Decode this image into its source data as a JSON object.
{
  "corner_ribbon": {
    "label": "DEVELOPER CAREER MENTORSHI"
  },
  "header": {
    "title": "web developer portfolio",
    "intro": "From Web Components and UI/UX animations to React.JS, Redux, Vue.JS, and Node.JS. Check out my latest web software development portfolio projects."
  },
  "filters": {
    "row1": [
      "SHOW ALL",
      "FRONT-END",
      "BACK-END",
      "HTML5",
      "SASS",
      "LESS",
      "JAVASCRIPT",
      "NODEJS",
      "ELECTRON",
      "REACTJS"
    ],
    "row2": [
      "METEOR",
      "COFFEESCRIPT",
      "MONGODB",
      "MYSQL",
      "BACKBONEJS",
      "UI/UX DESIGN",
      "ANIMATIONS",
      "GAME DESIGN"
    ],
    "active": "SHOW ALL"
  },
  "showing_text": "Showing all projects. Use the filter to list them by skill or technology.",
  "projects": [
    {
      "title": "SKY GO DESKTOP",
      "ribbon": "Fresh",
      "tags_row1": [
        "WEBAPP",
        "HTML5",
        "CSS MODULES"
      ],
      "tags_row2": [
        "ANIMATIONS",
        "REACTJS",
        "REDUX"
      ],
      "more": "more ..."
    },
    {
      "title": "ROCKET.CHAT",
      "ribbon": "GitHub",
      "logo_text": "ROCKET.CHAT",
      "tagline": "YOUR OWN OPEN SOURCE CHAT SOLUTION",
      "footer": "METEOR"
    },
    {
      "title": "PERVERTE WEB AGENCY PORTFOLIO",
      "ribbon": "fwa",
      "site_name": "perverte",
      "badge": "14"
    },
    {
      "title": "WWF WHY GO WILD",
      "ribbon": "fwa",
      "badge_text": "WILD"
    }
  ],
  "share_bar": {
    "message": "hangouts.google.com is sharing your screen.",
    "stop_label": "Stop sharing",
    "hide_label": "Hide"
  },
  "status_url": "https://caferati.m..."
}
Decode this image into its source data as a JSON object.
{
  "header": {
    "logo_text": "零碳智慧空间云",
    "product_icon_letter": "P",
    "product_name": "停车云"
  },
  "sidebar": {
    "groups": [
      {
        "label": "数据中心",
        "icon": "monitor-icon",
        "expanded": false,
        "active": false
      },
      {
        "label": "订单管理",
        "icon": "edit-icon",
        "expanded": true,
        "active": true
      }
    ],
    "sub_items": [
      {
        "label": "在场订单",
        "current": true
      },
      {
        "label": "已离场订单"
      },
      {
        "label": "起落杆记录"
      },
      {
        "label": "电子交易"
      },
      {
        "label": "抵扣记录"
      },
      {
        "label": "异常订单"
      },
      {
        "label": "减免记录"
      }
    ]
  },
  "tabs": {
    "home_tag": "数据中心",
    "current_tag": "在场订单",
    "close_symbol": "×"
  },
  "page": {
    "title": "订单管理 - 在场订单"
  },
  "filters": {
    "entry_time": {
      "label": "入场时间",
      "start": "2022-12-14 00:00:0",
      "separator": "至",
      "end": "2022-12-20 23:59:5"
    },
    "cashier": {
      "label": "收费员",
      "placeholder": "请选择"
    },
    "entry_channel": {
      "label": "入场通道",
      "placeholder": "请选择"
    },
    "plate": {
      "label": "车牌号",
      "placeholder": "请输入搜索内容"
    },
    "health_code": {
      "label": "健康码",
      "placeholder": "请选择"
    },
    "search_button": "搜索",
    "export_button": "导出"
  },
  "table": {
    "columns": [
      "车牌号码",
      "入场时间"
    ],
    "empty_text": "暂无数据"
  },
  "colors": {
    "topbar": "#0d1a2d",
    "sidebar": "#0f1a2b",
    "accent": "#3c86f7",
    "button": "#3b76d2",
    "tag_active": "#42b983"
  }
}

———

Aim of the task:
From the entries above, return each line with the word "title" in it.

Final answer:
    "title": "web developer portfolio",
      "title": "SKY GO DESKTOP",
      "title": "ROCKET.CHAT",
      "title": "PERVERTE WEB AGENCY PORTFOLIO",
      "title": "WWF WHY GO WILD",
    "title": "订单管理 - 在场订单"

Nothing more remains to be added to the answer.